There are several options available for the disposal of deaccessioned materials depending on the needs of the ARC, the type of objects involved, and if there are any legally binding restrictions. Under no circumstances may ARC staff, associates, volunteers, or their relatives acquire deaccessioned objects.

Transfer — An object or collection may be donated to a more appropriate institution such as another museum, library, or archive. This option keeps the material accessible to the public for educational purposes.

Exchange — Objects of relatively equal value are exchanged between museums or non- profit organizations.

Education and Research — Deaccessioned artifacts may be used in school programs, for hands-on demonstrations, study, or testing. It will be accepted that deterioration and destruction of the items is inherent in this type of use.

Destruction — Objects in irreparable condition, or considered hazardous may be physically destroyed.

Repatriation — Human remains, funerary objects, sacred objects, and objects of cultural patrimony are returned to lineal descendants or culturally affiliated Indian tribe as required by the Native American Grave Protection and Repatriation Act (NAGPRA) of 1990.

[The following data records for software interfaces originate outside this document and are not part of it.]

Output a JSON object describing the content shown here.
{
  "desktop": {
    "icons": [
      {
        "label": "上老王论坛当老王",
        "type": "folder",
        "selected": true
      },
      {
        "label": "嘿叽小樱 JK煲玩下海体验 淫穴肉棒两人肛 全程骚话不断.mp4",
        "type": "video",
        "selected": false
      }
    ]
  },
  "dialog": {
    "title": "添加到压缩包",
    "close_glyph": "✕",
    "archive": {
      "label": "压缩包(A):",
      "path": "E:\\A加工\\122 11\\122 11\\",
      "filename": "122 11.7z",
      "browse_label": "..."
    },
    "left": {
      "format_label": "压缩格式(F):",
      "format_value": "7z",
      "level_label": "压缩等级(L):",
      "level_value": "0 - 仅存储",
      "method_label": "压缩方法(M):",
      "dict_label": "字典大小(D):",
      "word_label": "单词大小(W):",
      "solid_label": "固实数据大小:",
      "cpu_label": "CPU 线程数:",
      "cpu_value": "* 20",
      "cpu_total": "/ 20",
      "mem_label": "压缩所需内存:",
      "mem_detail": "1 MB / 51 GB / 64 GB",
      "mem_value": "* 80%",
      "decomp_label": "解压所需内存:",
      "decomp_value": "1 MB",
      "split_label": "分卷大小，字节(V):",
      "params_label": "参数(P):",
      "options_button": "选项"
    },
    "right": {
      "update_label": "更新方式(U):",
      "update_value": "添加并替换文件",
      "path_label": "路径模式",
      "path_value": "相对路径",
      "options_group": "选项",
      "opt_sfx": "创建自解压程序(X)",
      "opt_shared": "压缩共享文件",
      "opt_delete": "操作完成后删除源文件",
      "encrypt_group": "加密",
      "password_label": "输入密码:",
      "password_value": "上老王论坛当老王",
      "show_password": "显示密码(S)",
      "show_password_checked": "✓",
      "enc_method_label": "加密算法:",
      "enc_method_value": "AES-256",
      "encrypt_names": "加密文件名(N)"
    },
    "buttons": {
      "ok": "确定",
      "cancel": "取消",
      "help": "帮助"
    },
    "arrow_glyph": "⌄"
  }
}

The curatorial staff shall keep complete documentation of the deaccession process, from initial review to disposal of material. The official records will include original deed of gift, proof of clear and unrestricted title, photographs of objects, in addition to all  paperwork associated with the objects and deaccessioning process. Accession numbers of deaccessioned objects will not be reused.